No vile thing? Well, that pretty much kills off anything that’s not animated, though we’re not terribly sure about the soundness of Buzz Lightyear or Shrek or, for that matter, even St. WALL-E. One’s interpretation of the biblical tone here depends, of course, on translation and the vagaries of denotation/ connotation strategies. The NIV uses “vile,” the KJV says “wicked,” the Amplified Bible “base,” and the NAS fudges with “worthless thing,” a term that could possibly cover one’s car or brother-in-law. All of these presume the ease of identifying the “wicked” and the “vile,” an assumption that the realism of most biblical treatments of evil makes more than tricky. After all, evil comes in many guises, usually elegantly deceptive, and telling the sheep from the goats is best left to the deity. And on it goes, the muddle of meanings, small and great, especially when we’re dealing with ancient words wrenched from lost settings smack into the post-pomo present.
In any case, the psalmist’s stark prohibition seems to derive mostly from ancient Israel’s fierce codes designed to prevent all manner of contamination. Interestingly, this same mood often persists in contemporary critiques of media, even though much of Protestant Christianity resoundingly rejects legalism, at least theologically. In the anti-contamination approach, mere proximity to deficiency or sin somehow sullies or corrupts, purity and grace being, in this view, so gossamer, ephemeral, as to vanish at the slightest touch. One fundamentalist media group, for example, praises notable films but urges not seeing them because they contain the word “damn.” Can we maintain, even furtively, our belief that we can keep ourselves, as one college claimed to do, ten miles from the nearest source of sin?
Of course, there is a point to the contamination concern. Many movies out there simply pander booze, crime, sex, and violence–especially either of the last–and it is a toxic, corrosive brew. Social scientists have long bemoaned the dire effects of “violent pornography,” by which they mean slice-and-dice slasher flicks whose chief appeal is the stalking and mutilation of young women (notable example: the Nightmare on Elm Street series by Wheaton College grad Wes Craven). Other films excite our pleasure in violent retribution–Mel Gibson flicks, for instance, or the early Eastwood, whose late career, ever since Unforgiven, has been one long contrition. And of late we have the comedies of writer-director Judd Apatow (Knocked Up), who venerates the jollies of permanent male pubescence.
When it comes to art, both fine and pop, there’s a long distance between what panders and what is honest.

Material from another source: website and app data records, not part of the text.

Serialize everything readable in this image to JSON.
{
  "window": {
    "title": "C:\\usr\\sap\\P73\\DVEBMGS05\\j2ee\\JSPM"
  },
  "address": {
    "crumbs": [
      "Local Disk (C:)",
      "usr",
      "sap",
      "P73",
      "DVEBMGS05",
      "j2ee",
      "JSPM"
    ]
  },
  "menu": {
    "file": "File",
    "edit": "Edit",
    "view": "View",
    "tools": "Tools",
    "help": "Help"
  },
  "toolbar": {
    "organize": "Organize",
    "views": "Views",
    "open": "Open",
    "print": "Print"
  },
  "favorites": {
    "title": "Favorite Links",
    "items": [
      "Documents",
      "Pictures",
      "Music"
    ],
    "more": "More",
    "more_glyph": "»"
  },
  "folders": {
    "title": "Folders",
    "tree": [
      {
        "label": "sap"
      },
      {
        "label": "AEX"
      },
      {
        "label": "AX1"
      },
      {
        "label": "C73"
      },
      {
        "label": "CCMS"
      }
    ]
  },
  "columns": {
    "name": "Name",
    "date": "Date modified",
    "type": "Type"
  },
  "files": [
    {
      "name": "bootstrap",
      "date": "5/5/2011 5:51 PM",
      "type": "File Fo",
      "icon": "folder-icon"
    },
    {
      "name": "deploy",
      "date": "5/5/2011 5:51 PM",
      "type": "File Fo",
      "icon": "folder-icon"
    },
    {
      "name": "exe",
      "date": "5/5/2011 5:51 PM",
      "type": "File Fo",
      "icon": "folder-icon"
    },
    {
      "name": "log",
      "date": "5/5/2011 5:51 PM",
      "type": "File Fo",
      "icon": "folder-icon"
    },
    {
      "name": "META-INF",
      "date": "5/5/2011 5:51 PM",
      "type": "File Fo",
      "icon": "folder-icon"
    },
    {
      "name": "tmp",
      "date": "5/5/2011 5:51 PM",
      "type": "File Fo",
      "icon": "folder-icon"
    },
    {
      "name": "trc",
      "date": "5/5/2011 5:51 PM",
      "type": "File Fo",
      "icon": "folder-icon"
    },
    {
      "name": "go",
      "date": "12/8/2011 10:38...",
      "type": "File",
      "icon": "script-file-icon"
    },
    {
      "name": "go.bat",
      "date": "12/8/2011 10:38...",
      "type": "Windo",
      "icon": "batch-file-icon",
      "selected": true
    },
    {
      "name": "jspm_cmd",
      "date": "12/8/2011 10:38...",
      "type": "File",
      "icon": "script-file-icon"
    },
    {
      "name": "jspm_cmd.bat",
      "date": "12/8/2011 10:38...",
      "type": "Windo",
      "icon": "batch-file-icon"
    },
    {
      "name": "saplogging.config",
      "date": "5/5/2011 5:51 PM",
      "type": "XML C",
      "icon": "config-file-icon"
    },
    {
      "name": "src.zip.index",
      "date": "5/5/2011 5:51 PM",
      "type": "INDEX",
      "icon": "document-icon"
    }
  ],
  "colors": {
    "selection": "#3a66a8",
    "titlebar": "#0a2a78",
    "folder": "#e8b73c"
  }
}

And there’s the rub, for artists and consumers: how to look hard, meaning truly and deeply, but eschew the pander. Two of HBO’s most celebrated series–Deadwood and The Wire, both of which skillfully blended the horrific and the gorgeous–also swam in extremities verbal, sexual, and relational. They were by no means, understandably, everyone’s cup of tea; nor should they be. In the arts, happily, one size does not fit all. Still, these shows exerted a defiant, transfixing power that vexed and harrowed the soul, if only to rouse it.
Art is one of the three great mysteries, said the late, great John Updike (the other two being sex and God). Whatever art is, is not readily definable, though we ceaselessly crave its multiple forms. The venerable Apostle Paul himself scrambles language, mixing moral and aesthetic categories, to capture that elusive stuff to which we may give ourselves: whatever is true, noble, lovely, pure, admirable, excellent, praiseworthy (Philippians 4:8; NIV). An instruction to counterbalance the psalmist’s stern, perplexing code? If so, not bad; we get a drift, to be sure, but no tidy rules. And there’s the hope always, cribbing from Updike again, that in art as in life, “Deepest in the thicket, the thorns spell a Word.”